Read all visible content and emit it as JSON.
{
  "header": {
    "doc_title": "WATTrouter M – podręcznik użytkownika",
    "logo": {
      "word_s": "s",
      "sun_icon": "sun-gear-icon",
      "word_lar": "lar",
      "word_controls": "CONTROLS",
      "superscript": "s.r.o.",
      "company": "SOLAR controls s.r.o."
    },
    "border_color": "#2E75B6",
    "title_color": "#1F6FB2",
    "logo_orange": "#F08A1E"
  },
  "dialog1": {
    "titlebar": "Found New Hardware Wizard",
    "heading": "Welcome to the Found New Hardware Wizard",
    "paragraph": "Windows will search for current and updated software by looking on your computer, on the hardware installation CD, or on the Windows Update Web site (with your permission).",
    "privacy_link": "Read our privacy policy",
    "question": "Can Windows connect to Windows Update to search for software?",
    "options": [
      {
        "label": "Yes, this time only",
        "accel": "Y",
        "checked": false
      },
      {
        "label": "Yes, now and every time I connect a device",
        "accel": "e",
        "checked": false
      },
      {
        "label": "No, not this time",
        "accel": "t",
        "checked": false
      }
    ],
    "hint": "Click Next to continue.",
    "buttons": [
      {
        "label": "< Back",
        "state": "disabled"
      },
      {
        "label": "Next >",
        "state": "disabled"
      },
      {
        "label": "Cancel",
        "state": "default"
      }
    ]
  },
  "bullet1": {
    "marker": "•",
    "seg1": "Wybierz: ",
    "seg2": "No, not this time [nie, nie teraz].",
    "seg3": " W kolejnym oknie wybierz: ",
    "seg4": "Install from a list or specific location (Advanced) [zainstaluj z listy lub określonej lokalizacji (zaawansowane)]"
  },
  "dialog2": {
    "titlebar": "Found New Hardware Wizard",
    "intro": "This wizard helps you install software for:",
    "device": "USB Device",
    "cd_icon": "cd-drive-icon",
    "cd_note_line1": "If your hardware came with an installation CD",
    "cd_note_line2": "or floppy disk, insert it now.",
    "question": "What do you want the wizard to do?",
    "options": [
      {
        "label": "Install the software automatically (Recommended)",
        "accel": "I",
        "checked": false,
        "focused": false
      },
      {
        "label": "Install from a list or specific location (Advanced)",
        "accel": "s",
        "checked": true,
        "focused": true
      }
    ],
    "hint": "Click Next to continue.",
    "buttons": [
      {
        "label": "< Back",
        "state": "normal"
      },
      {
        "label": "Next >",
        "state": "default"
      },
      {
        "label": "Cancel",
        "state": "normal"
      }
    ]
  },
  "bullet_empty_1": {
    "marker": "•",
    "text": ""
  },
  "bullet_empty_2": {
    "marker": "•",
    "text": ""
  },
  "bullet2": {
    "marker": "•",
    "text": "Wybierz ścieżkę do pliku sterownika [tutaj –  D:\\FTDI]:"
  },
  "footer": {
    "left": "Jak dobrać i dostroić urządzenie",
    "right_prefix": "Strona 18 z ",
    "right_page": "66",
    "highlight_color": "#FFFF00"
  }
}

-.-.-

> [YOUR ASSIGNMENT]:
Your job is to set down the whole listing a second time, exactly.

> [EXERCISE ANSWER]:
Read all visible content and emit it as JSON.
{
  "header": {
    "doc_title": "WATTrouter M – podręcznik użytkownika",
    "logo": {
      "word_s": "s",
      "sun_icon": "sun-gear-icon",
      "word_lar": "lar",
      "word_controls": "CONTROLS",
      "superscript": "s.r.o.",
      "company": "SOLAR controls s.r.o."
    },
    "border_color": "#2E75B6",
    "title_color": "#1F6FB2",
    "logo_orange": "#F08A1E"
  },
  "dialog1": {
    "titlebar": "Found New Hardware Wizard",
    "heading": "Welcome to the Found New Hardware Wizard",
    "paragraph": "Windows will search for current and updated software by looking on your computer, on the hardware installation CD, or on the Windows Update Web site (with your permission).",
    "privacy_link": "Read our privacy policy",
    "question": "Can Windows connect to Windows Update to search for software?",
    "options": [
      {
        "label": "Yes, this time only",
        "accel": "Y",
        "checked": false
      },
      {
        "label": "Yes, now and every time I connect a device",
        "accel": "e",
        "checked": false
      },
      {
        "label": "No, not this time",
        "accel": "t",
        "checked": false
      }
    ],
    "hint": "Click Next to continue.",
    "buttons": [
      {
        "label": "< Back",
        "state": "disabled"
      },
      {
        "label": "Next >",
        "state": "disabled"
      },
      {
        "label": "Cancel",
        "state": "default"
      }
    ]
  },
  "bullet1": {
    "marker": "•",
    "seg1": "Wybierz: ",
    "seg2": "No, not this time [nie, nie teraz].",
    "seg3": " W kolejnym oknie wybierz: ",
    "seg4": "Install from a list or specific location (Advanced) [zainstaluj z listy lub określonej lokalizacji (zaawansowane)]"
  },
  "dialog2": {
    "titlebar": "Found New Hardware Wizard",
    "intro": "This wizard helps you install software for:",
    "device": "USB Device",
    "cd_icon": "cd-drive-icon",
    "cd_note_line1": "If your hardware came with an installation CD",
    "cd_note_line2": "or floppy disk, insert it now.",
    "question": "What do you want the wizard to do?",
    "options": [
      {
        "label": "Install the software automatically (Recommended)",
        "accel": "I",
        "checked": false,
        "focused": false
      },
      {
        "label": "Install from a list or specific location (Advanced)",
        "accel": "s",
        "checked": true,
        "focused": true
      }
    ],
    "hint": "Click Next to continue.",
    "buttons": [
      {
        "label": "< Back",
        "state": "normal"
      },
      {
        "label": "Next >",
        "state": "default"
      },
      {
        "label": "Cancel",
        "state": "normal"
      }
    ]
  },
  "bullet_empty_1": {
    "marker": "•",
    "text": ""
  },
  "bullet_empty_2": {
    "marker": "•",
    "text": ""
  },
  "bullet2": {
    "marker": "•",
    "text": "Wybierz ścieżkę do pliku sterownika [tutaj –  D:\\FTDI]:"
  },
  "footer": {
    "left": "Jak dobrać i dostroić urządzenie",
    "right_prefix": "Strona 18 z ",
    "right_page": "66",
    "highlight_color": "#FFFF00"
  }
}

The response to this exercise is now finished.